Fellow members of my left-leaning bubble mostly maintained their support for refugees after Cologne. But some friends stopped going to clubs and large parties, or opted not to walk and cycle home alone at night anymore. When I visited Germany again in the summer of 2016, our usual biergartens had become “places we don’t go anymore.” Armed policemen patrolled the party quarters on Friday nights, something that I had never seen in 10 years of living in the neighborhood. In front of the Cologne cathedral, where the New Year’s Eve attacks happened, the police now parked a small tank.

To my bewilderment, nobody in my social circle seemed to have any problem with the police patrols or the tank. “What are you all afraid of?” I asked my best friend. Cologne has always been a diverse city with a large Turkish and Italian population. It is often called the most liberal city and the gay capital of Germany. The country’s biggest Catholic Church, biggest mosque, and one of the biggest synagogues are all within a radius of 2,000 meters. “It’s just to defy the perception of insecurity that so many of us have,” she shrugged.

By the time I visited Germany this past summer, the first person in my social circle said that “not all is wrong that AfD says and proposes.” AfD supporters popped up in my Facebook timeline, writing about refugee camps as a breeding ground for terrorists after a fatal knife attack by a Palestinian refugee in Hamburg. The fact that AfD offers a platform to openly racist politicians and Holocaust deniers seemed suddenly less important than its promise to keep people safe from attacks in supermarkets.

 On September 24, misinformed and racist fears found a permanent and prominent place back in German parliament. German voters brought the far-right to the Bundestag after 70 years of post-war healing.

 So, what happens next?

I want to offer a hopeful perspective. With the exception of a few social media acquaintances, I am sure neither my family nor close friends voted AfD into parliament. Eighty-six percent of German voters believe the AfD does not sufficiently distance itself from far-right extremists. But the election results are cause for grave concern for the future of Germany. AfD’s far-right ties were not enough to stop 5.8 million Germans from voting for the party. Witnessing its rise from the sidelines in Cambridge, I can see that AfD is benefitting from a gradual shift in attitudes across German society—even among people who I know well. If 20 months allowed AfD to rise from 4-percent support to the third largest party in parliament, I fear the next four years could cement a permanent comeback of the far-right in Germany.

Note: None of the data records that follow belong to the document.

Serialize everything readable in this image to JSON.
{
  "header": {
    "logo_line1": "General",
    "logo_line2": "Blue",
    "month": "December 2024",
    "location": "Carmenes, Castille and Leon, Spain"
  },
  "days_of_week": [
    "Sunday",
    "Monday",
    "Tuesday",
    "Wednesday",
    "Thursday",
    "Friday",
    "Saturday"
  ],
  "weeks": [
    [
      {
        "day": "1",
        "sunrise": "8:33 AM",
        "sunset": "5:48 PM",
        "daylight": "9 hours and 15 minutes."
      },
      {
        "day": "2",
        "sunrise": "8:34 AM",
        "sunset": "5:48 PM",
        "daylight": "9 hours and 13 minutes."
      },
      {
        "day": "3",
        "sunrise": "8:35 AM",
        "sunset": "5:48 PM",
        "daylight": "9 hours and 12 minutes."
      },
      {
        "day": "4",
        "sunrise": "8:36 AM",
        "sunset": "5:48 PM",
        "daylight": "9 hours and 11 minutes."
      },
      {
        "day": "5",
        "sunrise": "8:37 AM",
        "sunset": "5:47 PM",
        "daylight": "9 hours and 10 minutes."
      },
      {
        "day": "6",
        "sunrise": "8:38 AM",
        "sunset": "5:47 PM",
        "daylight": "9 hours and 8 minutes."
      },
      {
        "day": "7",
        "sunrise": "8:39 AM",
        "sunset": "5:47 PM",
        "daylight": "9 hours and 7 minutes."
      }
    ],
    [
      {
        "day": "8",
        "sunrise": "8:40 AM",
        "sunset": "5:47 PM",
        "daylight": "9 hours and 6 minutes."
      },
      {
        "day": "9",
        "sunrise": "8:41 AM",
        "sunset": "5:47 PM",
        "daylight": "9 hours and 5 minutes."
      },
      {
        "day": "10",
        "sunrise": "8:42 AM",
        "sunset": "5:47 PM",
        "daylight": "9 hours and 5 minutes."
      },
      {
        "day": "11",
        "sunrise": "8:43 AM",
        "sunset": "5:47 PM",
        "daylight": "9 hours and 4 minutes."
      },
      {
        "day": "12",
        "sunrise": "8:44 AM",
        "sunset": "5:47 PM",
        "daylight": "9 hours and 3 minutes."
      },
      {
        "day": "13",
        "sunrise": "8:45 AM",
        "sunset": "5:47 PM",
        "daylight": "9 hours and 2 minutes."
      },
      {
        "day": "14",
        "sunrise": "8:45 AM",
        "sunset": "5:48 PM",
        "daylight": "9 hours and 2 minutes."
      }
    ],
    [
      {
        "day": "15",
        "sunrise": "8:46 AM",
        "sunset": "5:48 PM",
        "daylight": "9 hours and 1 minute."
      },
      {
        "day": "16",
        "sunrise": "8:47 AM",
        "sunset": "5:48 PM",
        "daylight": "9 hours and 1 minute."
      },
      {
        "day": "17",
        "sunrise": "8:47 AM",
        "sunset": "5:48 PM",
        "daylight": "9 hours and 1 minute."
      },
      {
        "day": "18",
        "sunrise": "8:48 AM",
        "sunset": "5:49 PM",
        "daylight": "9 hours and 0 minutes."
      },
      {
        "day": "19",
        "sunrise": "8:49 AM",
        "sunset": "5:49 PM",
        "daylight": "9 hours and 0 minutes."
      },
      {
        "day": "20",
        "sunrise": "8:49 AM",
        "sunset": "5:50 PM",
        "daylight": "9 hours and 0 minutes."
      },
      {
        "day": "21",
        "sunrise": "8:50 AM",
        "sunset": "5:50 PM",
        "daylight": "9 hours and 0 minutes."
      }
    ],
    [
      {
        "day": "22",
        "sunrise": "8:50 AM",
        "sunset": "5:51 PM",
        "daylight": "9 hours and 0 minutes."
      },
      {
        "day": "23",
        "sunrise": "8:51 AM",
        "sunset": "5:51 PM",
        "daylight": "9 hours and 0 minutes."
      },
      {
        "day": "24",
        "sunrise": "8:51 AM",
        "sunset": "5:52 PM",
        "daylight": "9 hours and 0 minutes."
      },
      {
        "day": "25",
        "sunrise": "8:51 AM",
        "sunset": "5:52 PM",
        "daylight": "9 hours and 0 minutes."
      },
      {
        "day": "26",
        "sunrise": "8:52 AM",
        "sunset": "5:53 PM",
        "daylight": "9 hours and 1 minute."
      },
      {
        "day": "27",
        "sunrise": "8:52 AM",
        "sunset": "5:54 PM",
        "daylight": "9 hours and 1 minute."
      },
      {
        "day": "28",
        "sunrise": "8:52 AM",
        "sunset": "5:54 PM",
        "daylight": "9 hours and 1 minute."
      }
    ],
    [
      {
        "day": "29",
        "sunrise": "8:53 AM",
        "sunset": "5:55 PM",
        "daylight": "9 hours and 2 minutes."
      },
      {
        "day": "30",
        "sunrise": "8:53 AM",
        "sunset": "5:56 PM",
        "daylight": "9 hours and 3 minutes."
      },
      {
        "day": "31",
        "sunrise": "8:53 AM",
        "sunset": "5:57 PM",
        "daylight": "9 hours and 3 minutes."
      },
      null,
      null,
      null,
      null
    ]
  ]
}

Kirsten Rulf is a 2017 graduate of the Master in Public Policy program at the Harvard Kennedy School of Government and a McCloy Fellow alumna. Before pursuing her MPP, Kirsten was a political news correspondent for German national Television ARD and its flagship news bulletin, Tagesschau. She is a Young Leader of Atlantik-Brücke, an Alumna of Bucerius Summer School, and she currently works on artificial intelligence and governance at the Berkman Klein Center for Internet and Society. 

Photo Credit: Stefan Dinges via Flickr

Edited by Marie Lawrence